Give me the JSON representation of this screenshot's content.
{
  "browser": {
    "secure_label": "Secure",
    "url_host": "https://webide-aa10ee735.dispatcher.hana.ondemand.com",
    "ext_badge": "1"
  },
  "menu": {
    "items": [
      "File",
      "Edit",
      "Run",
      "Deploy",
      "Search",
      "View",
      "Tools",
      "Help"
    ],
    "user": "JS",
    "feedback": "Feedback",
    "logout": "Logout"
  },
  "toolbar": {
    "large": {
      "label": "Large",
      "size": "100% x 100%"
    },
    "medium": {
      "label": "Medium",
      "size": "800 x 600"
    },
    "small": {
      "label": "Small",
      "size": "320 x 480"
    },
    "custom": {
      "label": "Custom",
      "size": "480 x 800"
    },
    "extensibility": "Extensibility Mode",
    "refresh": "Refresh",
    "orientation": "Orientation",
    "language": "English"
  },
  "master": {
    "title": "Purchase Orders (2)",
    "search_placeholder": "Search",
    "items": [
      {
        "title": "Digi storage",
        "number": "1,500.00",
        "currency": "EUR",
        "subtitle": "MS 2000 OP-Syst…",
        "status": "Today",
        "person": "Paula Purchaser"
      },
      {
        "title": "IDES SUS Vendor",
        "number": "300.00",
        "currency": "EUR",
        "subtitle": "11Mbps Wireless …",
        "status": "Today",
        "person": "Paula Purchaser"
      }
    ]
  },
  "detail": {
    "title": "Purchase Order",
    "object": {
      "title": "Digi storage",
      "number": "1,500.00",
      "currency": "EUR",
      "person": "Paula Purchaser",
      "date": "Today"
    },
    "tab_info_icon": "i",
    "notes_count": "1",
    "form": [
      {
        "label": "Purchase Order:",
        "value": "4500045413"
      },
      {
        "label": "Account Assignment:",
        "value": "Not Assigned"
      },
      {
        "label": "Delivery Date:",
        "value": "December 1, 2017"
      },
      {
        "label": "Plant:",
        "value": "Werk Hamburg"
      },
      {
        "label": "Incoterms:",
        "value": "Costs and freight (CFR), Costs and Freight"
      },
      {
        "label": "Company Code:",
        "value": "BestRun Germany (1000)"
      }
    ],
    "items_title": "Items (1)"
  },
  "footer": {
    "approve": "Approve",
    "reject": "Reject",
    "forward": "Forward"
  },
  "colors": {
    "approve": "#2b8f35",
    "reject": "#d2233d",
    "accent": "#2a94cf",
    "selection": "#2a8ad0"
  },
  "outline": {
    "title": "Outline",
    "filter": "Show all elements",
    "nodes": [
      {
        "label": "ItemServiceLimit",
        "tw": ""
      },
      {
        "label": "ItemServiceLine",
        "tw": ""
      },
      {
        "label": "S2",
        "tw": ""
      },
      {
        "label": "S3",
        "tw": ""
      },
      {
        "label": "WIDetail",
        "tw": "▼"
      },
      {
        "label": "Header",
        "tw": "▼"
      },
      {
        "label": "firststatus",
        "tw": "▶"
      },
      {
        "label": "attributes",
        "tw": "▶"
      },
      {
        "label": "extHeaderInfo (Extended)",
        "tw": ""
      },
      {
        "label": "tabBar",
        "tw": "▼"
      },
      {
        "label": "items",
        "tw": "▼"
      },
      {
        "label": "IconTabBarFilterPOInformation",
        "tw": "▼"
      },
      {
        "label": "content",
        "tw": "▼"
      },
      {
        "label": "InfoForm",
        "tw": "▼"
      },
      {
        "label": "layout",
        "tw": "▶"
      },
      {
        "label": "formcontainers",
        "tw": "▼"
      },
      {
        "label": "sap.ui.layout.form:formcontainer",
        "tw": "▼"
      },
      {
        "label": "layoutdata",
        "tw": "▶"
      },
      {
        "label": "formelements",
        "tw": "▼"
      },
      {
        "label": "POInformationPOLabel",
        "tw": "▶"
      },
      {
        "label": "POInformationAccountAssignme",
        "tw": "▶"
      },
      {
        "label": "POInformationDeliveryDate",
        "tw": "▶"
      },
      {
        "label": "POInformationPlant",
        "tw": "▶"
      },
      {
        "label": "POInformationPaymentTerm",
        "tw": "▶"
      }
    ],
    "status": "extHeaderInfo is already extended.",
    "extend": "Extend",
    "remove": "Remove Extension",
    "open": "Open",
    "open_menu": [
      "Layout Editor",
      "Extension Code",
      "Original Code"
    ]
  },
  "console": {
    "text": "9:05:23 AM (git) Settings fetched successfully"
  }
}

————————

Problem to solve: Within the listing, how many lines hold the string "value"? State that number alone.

Exercise output: 6